My wife and I own an older Lexus and a newer VW. When the Lexus breaks (not if), I take it to the Lexus dealer, they give me a loaner for the time it needs service, and they usually fix it within one or two days. If it is a major problem, Lexus will come pick it up from my work or home, and drop off the loaner car at the same time. My neighbor’s BMW service is EXACTLY the same, with loaners and pick up service.
When the VW breaks (again, not if), you must to drop it off by 8 AM at the dealer or they will not look at it, EVEN if you have an appointment. If it is broken badly, you must tow to them, they will not come and get it. They do not give loaner cars unless it is a recall service, and then ONLY if they have one of the two or three available, otherwise too bad. They typically take longer than a day even for simple repairs, and usually break something else in the process so you have to go back again.
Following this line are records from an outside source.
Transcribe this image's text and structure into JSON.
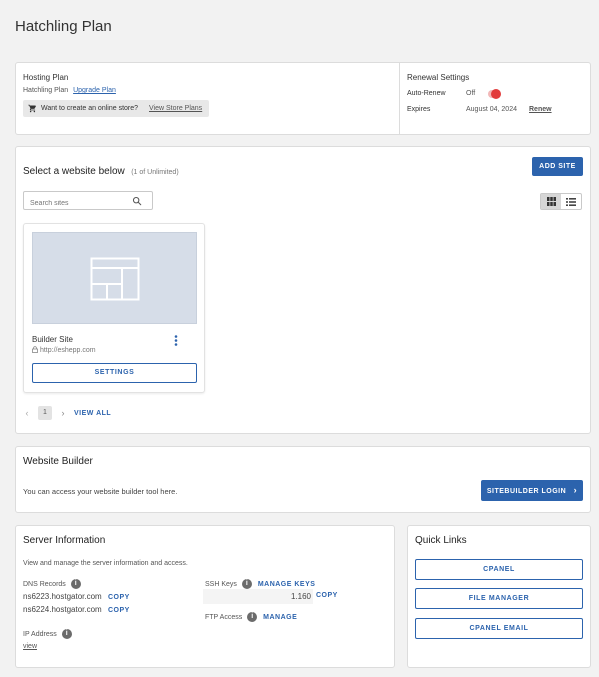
{
  "page": {
    "title": "Hatchling Plan"
  },
  "plan": {
    "hosting_heading": "Hosting Plan",
    "plan_name": "Hatchling Plan",
    "upgrade_link": "Upgrade Plan",
    "store_prompt": "Want to create an online store?",
    "store_link": "View Store Plans",
    "renewal_heading": "Renewal Settings",
    "auto_renew_label": "Auto-Renew",
    "auto_renew_value": "Off",
    "expires_label": "Expires",
    "expires_value": "August 04, 2024",
    "renew_link": "Renew"
  },
  "sites": {
    "heading": "Select a website below",
    "count_note": "(1 of Unlimited)",
    "add_button": "ADD SITE",
    "search_placeholder": "Search sites",
    "items": [
      {
        "name": "Builder Site",
        "url": "http://eshepp.com",
        "settings_label": "SETTINGS"
      }
    ],
    "pagination": {
      "current_page": "1",
      "view_all": "VIEW ALL"
    }
  },
  "builder": {
    "heading": "Website Builder",
    "description": "You can access your website builder tool here.",
    "login_button": "SITEBUILDER LOGIN"
  },
  "server": {
    "heading": "Server Information",
    "description": "View and manage the server information and access.",
    "dns_label": "DNS Records",
    "dns_records": [
      {
        "host": "ns6223.hostgator.com",
        "copy": "COPY"
      },
      {
        "host": "ns6224.hostgator.com",
        "copy": "COPY"
      }
    ],
    "ip_label": "IP Address",
    "ip_link": "view",
    "ssh_label": "SSH Keys",
    "ssh_manage": "MANAGE KEYS",
    "ssh_value": "1.160",
    "ssh_copy": "COPY",
    "ftp_label": "FTP Access",
    "ftp_manage": "MANAGE"
  },
  "quick_links": {
    "heading": "Quick Links",
    "items": [
      "CPANEL",
      "FILE MANAGER",
      "CPANEL EMAIL"
    ]
  },
  "colors": {
    "accent": "#2c63ad",
    "toggle_off": "#e23b3b",
    "page_bg": "#f2f2f2"
  },
  "icons": [
    "cart-icon",
    "search-icon",
    "grid-view-icon",
    "list-view-icon",
    "layout-placeholder-icon",
    "lock-icon",
    "kebab-menu-icon",
    "chevron-left-icon",
    "chevron-right-icon",
    "info-icon"
  ]
}
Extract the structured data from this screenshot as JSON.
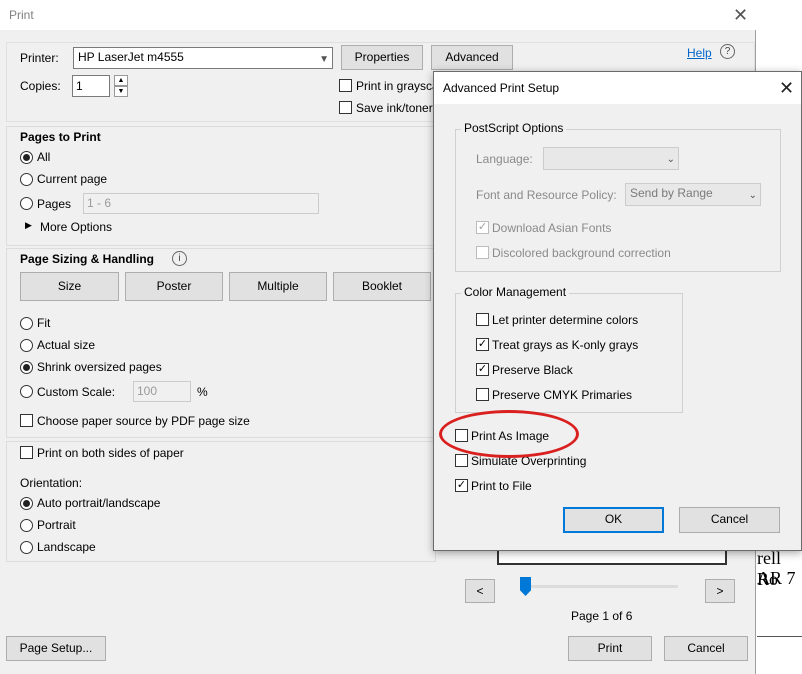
{
  "window": {
    "title": "Print"
  },
  "printer": {
    "label": "Printer:",
    "selected": "HP LaserJet m4555",
    "properties_btn": "Properties",
    "advanced_btn": "Advanced",
    "help_link": "Help"
  },
  "copies": {
    "label": "Copies:",
    "value": "1"
  },
  "options": {
    "grayscale": "Print in graysca",
    "save_ink": "Save ink/toner"
  },
  "pages_to_print": {
    "heading": "Pages to Print",
    "all": "All",
    "current": "Current page",
    "pages": "Pages",
    "pages_value": "1 - 6",
    "more_options": "More Options"
  },
  "page_sizing": {
    "heading": "Page Sizing & Handling",
    "tabs": [
      "Size",
      "Poster",
      "Multiple",
      "Booklet"
    ],
    "fit": "Fit",
    "actual_size": "Actual size",
    "shrink": "Shrink oversized pages",
    "custom_scale": "Custom Scale:",
    "custom_scale_value": "100",
    "percent": "%",
    "paper_source": "Choose paper source by PDF page size"
  },
  "duplex": {
    "label": "Print on both sides of paper"
  },
  "orientation": {
    "heading": "Orientation:",
    "auto": "Auto portrait/landscape",
    "portrait": "Portrait",
    "landscape": "Landscape"
  },
  "preview": {
    "prev": "<",
    "next": ">",
    "page_info": "Page 1 of 6",
    "slider_position": 0,
    "bg_text_1": "rell Ro",
    "bg_text_2": "AR 7"
  },
  "footer": {
    "page_setup": "Page Setup...",
    "print": "Print",
    "cancel": "Cancel"
  },
  "advanced_dialog": {
    "title": "Advanced Print Setup",
    "postscript": {
      "legend": "PostScript Options",
      "language_label": "Language:",
      "language_value": "",
      "font_policy_label": "Font and Resource Policy:",
      "font_policy_value": "Send by Range",
      "download_asian": "Download Asian Fonts",
      "discolored": "Discolored background correction"
    },
    "color_mgmt": {
      "legend": "Color Management",
      "let_printer": "Let printer determine colors",
      "treat_grays": "Treat grays as K-only grays",
      "preserve_black": "Preserve Black",
      "preserve_cmyk": "Preserve CMYK Primaries"
    },
    "print_as_image": "Print As Image",
    "simulate_overprinting": "Simulate Overprinting",
    "print_to_file": "Print to File",
    "ok": "OK",
    "cancel": "Cancel"
  },
  "colors": {
    "accent": "#0078d7",
    "highlight_annotation": "#d9201f",
    "link": "#0066cc"
  }
}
This was EXACTLY the same as the service on my Ford Mustang.
Which service plan would you rather have?
I keep hearing people comparing PC to Fords and Macintosh to BMW all the time. Strangely enough, when it comes to service, it seems the Dell is the Lexus or BMW, and Apple is the Ford. What gives?
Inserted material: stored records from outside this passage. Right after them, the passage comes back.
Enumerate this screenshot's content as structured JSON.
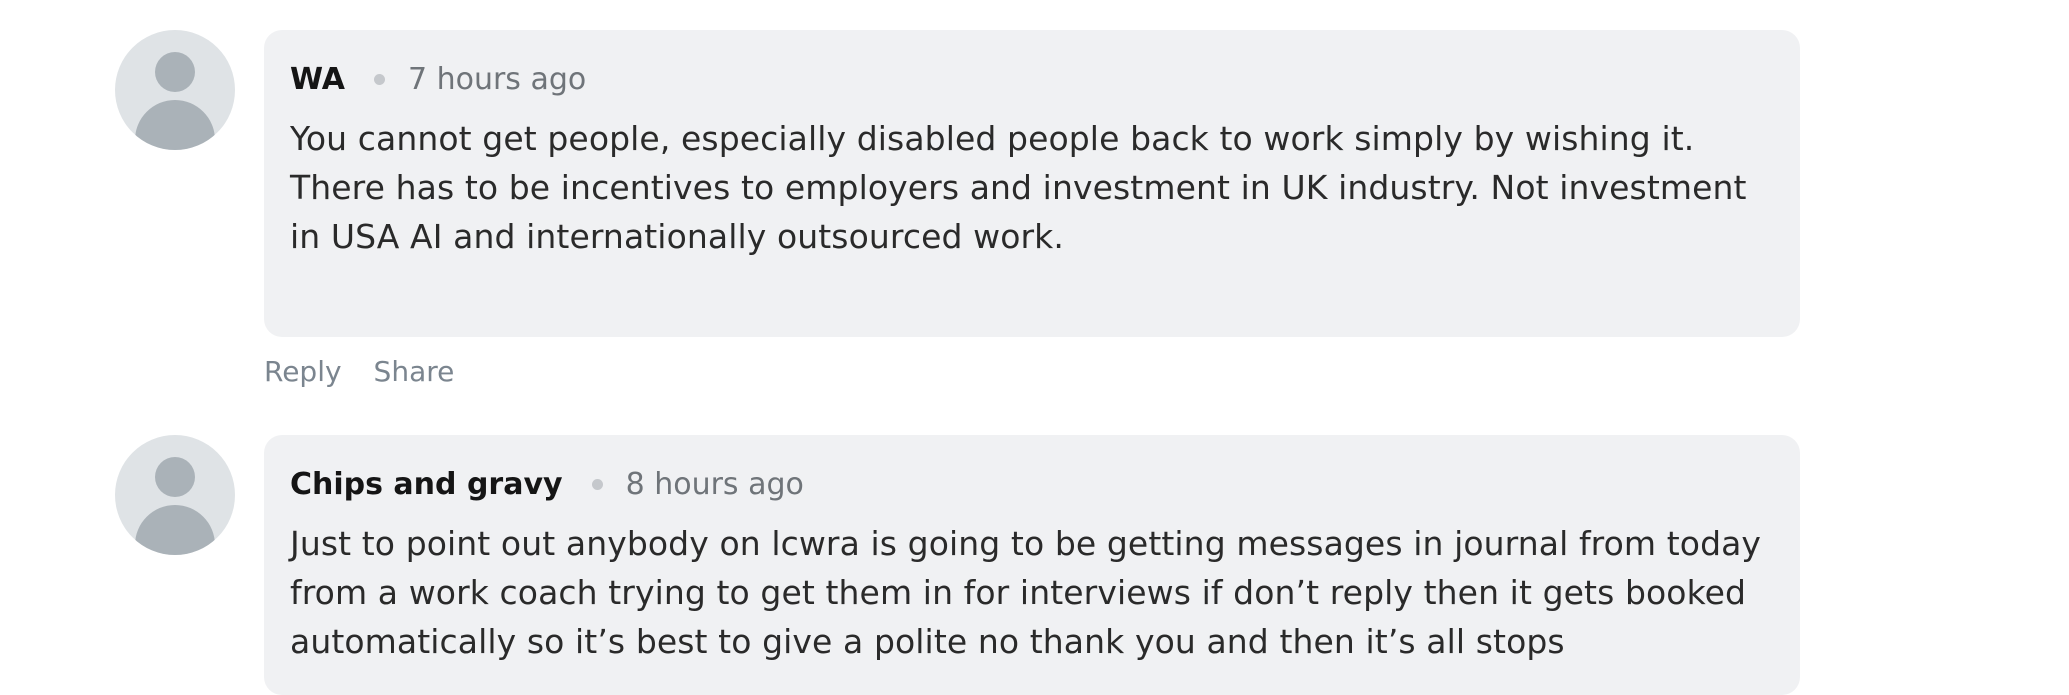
{
  "comments": [
    {
      "author": "WA",
      "time": "7 hours ago",
      "text": "You cannot get people, especially disabled people back to work simply by wishing it. There has to be incentives to employers and investment in UK industry. Not investment in USA AI and internationally outsourced work.",
      "actions": {
        "reply": "Reply",
        "share": "Share"
      }
    },
    {
      "author": "Chips and gravy",
      "time": "8 hours ago",
      "text": "Just to point out anybody on lcwra is going to be getting messages in journal from today from a work coach trying to get them in for interviews if don’t reply then it gets booked automatically so it’s best to give a polite no thank you and then it’s all stops"
    }
  ],
  "icons": {
    "avatar": "user-avatar-placeholder-icon",
    "separator": "dot-separator-icon"
  },
  "colors": {
    "bubble_bg": "#f0f1f3",
    "author": "#151515",
    "time": "#6f7479",
    "action": "#7b858f",
    "avatar_bg": "#dfe3e6",
    "avatar_fg": "#aab2b8"
  }
}
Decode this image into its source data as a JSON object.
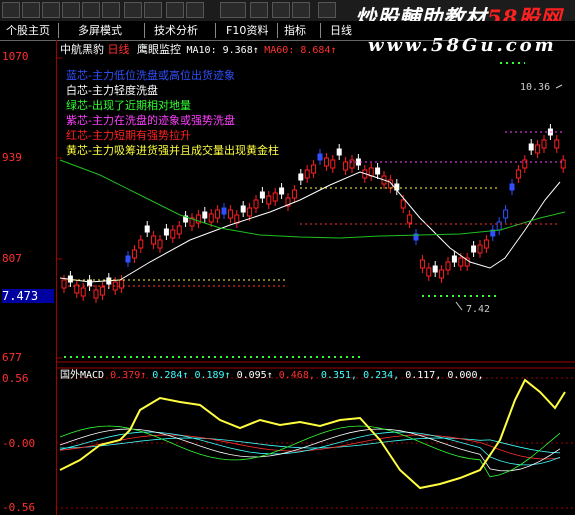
{
  "watermark": {
    "part1": "炒股輔助教材",
    "part2": "58股网",
    "domain": "www.58Gu.com"
  },
  "menu": [
    {
      "label": "个股主页"
    },
    {
      "label": "多屏模式"
    },
    {
      "label": "技术分析"
    },
    {
      "label": "F10资料"
    },
    {
      "label": "指标"
    },
    {
      "label": "日线"
    }
  ],
  "stock": {
    "name": "中航黑豹",
    "period": "日线",
    "indicator": "鹰眼监控",
    "ma10": "MA10: 9.368↑",
    "ma60": "MA60: 8.684↑"
  },
  "price_axis": {
    "labels": [
      "1070",
      "939",
      "807",
      "677"
    ],
    "current": "7.473"
  },
  "legend": [
    {
      "text": "蓝芯-主力低位洗盘或高位出货迹象",
      "color": "#3050ff"
    },
    {
      "text": "白芯-主力轻度洗盘",
      "color": "#ffffff"
    },
    {
      "text": "绿芯-出现了近期相对地量",
      "color": "#30ff30"
    },
    {
      "text": "紫芯-主力在洗盘的迹象或强势洗盘",
      "color": "#ff40ff"
    },
    {
      "text": "红芯-主力短期有强势拉升",
      "color": "#ff2020"
    },
    {
      "text": "黄芯-主力吸筹进货强并且成交量出现黄金柱",
      "color": "#ffff40"
    }
  ],
  "annotations": {
    "high": "10.36",
    "low": "7.42"
  },
  "macd": {
    "title": "国外MACD",
    "values": [
      {
        "text": "0.379↑",
        "color": "#ff3030"
      },
      {
        "text": "0.284↑",
        "color": "#40ffff"
      },
      {
        "text": "0.189↑",
        "color": "#40ffff"
      },
      {
        "text": "0.095↑",
        "color": "#ffffff"
      },
      {
        "text": "0.468,",
        "color": "#ff3030"
      },
      {
        "text": "0.351,",
        "color": "#40ffff"
      },
      {
        "text": "0.234,",
        "color": "#40ffff"
      },
      {
        "text": "0.117,",
        "color": "#ffffff"
      },
      {
        "text": "0.000,",
        "color": "#ffffff"
      }
    ],
    "axis": [
      "0.56",
      "-0.00",
      "-0.56"
    ]
  },
  "colors": {
    "up": "#ff2020",
    "down": "#3050ff",
    "axis": "#a00000",
    "ma_white": "#ffffff",
    "ma_green": "#20c020"
  }
}
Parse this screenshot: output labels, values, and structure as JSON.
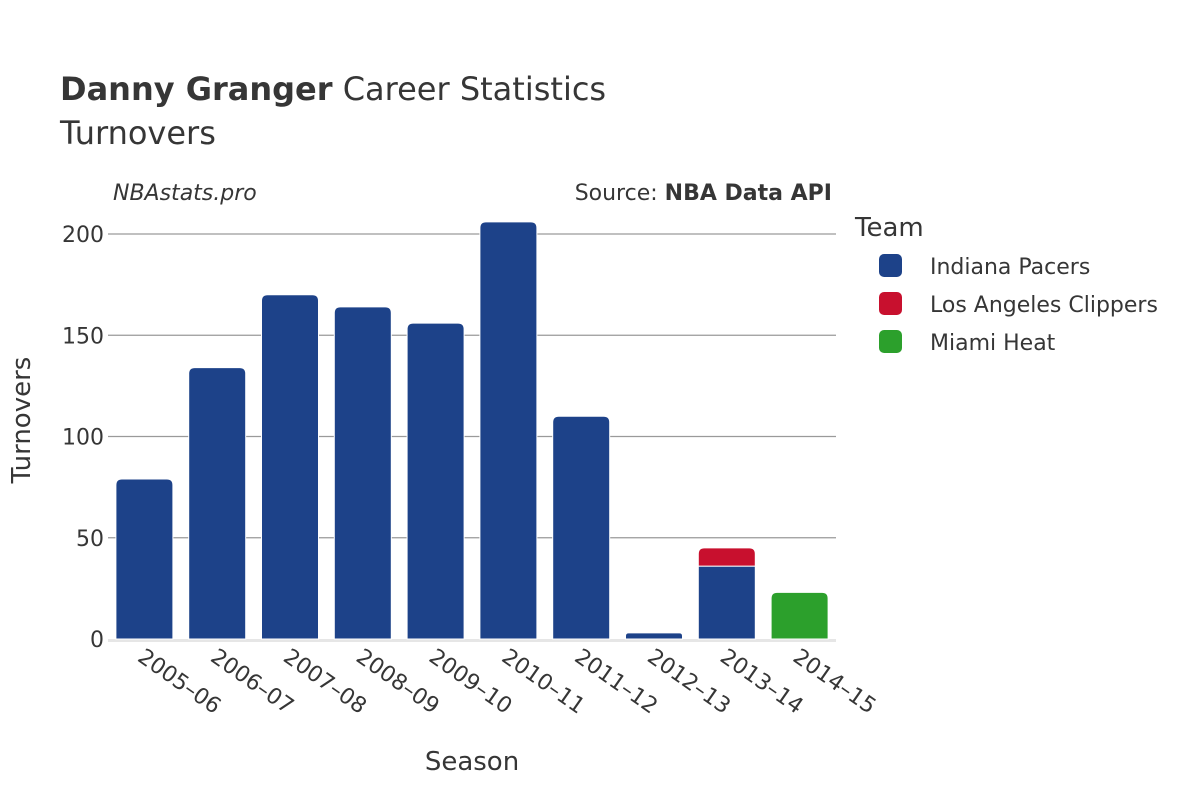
{
  "header": {
    "title_bold": "Danny Granger",
    "title_rest": " Career Statistics",
    "subtitle": "Turnovers",
    "watermark": "NBAstats.pro",
    "source_prefix": "Source: ",
    "source_bold": "NBA Data API"
  },
  "legend": {
    "title": "Team",
    "items": [
      {
        "label": "Indiana Pacers",
        "color": "#1d4289"
      },
      {
        "label": "Los Angeles Clippers",
        "color": "#c8102e"
      },
      {
        "label": "Miami Heat",
        "color": "#2ca02c"
      }
    ]
  },
  "chart_data": {
    "type": "bar",
    "stacked": true,
    "title": "Danny Granger Career Statistics",
    "subtitle": "Turnovers",
    "xlabel": "Season",
    "ylabel": "Turnovers",
    "ylim": [
      0,
      210
    ],
    "yticks": [
      0,
      50,
      100,
      150,
      200
    ],
    "grid": true,
    "legend_position": "right",
    "categories": [
      "2005-06",
      "2006-07",
      "2007-08",
      "2008-09",
      "2009-10",
      "2010-11",
      "2011-12",
      "2012-13",
      "2013-14",
      "2014-15"
    ],
    "series": [
      {
        "name": "Indiana Pacers",
        "color": "#1d4289",
        "values": [
          79,
          134,
          170,
          164,
          156,
          206,
          110,
          3,
          36,
          0
        ]
      },
      {
        "name": "Los Angeles Clippers",
        "color": "#c8102e",
        "values": [
          0,
          0,
          0,
          0,
          0,
          0,
          0,
          0,
          9,
          0
        ]
      },
      {
        "name": "Miami Heat",
        "color": "#2ca02c",
        "values": [
          0,
          0,
          0,
          0,
          0,
          0,
          0,
          0,
          0,
          23
        ]
      }
    ]
  }
}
And why is it that Apple can never seem to understand that many people want to upgrade or change their memory or HD on their computers themselves? I do not even know how to upgrade the HD on my 17” PowerBook, but I assure you there is no small door on the bottom to swap it out. And their is no easy way to add more memory either. Apple removed the pop-out keyboard on new models, so no more internal access for the user. The Dell opens easily with the removal of a few OUTSIDE screws. (Editor’s Note: The new Apple PowerBooks do in fact have an external door for memory upgrades, removable via four small screws)
And look at the miniMac! How hard would it have been to put a small door on the bottom to allow one to swap out the memory for a large size? Why not add a small door to gain access to the HD inside as well do that can be upgraded? How come the battery on an iPOD is not accessible from the outside by the user, so when it dies, the customer can simply purchase a replacement and quickly install it? I have been able to do that on cordless phones and every rechargeable Sony product I have ever owned for way too many years.
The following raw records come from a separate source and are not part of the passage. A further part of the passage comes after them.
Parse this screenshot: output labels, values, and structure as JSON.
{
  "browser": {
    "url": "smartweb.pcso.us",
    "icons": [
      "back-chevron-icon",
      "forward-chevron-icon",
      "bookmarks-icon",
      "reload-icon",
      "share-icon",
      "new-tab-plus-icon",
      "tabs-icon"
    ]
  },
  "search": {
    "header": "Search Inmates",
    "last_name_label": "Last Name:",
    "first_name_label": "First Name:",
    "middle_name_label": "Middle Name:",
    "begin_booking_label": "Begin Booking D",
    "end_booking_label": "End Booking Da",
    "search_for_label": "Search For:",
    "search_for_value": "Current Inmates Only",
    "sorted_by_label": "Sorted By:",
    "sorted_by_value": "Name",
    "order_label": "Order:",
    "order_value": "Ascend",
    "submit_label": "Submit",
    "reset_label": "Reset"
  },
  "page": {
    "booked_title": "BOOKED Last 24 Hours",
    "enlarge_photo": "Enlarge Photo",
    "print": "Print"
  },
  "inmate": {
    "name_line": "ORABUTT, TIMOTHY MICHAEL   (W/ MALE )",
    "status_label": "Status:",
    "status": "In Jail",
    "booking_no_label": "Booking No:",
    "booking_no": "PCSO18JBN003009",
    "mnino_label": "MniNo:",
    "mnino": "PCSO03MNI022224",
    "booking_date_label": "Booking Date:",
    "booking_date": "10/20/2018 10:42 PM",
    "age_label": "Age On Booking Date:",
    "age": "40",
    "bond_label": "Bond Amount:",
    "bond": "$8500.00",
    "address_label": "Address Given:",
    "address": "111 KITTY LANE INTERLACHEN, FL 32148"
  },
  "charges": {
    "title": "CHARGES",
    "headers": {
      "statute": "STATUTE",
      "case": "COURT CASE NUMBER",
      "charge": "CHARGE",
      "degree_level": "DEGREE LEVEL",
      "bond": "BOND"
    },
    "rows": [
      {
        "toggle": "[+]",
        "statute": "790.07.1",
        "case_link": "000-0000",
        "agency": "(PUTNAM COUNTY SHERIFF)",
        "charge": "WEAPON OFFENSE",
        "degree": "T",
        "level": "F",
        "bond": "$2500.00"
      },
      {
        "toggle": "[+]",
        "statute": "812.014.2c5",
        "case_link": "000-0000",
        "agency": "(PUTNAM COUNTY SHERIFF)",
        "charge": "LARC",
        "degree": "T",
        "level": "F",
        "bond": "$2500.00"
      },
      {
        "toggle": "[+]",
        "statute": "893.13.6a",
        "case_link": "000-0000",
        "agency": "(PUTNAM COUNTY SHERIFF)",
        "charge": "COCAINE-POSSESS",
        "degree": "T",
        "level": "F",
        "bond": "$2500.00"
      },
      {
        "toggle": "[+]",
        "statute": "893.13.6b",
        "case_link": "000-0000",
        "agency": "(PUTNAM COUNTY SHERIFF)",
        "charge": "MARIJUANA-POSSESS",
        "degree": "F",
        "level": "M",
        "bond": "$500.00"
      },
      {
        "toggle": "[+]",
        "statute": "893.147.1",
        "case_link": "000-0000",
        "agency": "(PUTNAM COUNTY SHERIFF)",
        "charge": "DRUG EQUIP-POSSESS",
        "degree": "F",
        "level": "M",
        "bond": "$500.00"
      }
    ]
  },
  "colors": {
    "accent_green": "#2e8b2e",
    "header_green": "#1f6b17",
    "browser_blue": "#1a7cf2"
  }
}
Apple has created and continues to create some very cool products, but they are totally clueless when it comes to service. Apple Care service is awful, especially when compared to companies like HP, Dell, or even Sony. User accessibility to most Apple products is pathetic or non-existent, which makes no sense at all.
And how come Apple owners do not get a break on things like .Mac renewals? How come current owners do not get things like “loyalty purchase programs” that even General Motors has figured out, to offer discounts to upgrade to newer hardware?
What I want to know is why is Apple’s customer service so bad? Is this some sick method Apple has created to get even more money from us on service, parts, upgrades and repairs? Has repair and parts become a large profit center for Apple now, so they need more ways to make more money on us? Do they think so little about their customers that they themselves do not care if the customer can access upgrades and repairs themselves?
Hello Apple, wake up call time. Yes, your products are cool and slick, but your customer service stinks! Your customer’s are paying the BMW or Lexus price compared to the competition, but being treated like swine when it comes to service and parts. It is time to start treating your customers like the BMW or Lexus owner you keep pretending them to be, and let them know you want them back. Several people I convinced to switch from PC to Mac say they will not buy Mac again. Not because of the machine, but because of the lack of ability to upgrade and repair themselves, and how badly they felt treated when they needed service.
And do not even get me started again on the “Genius Bar” in Apple’s stores. What a joke!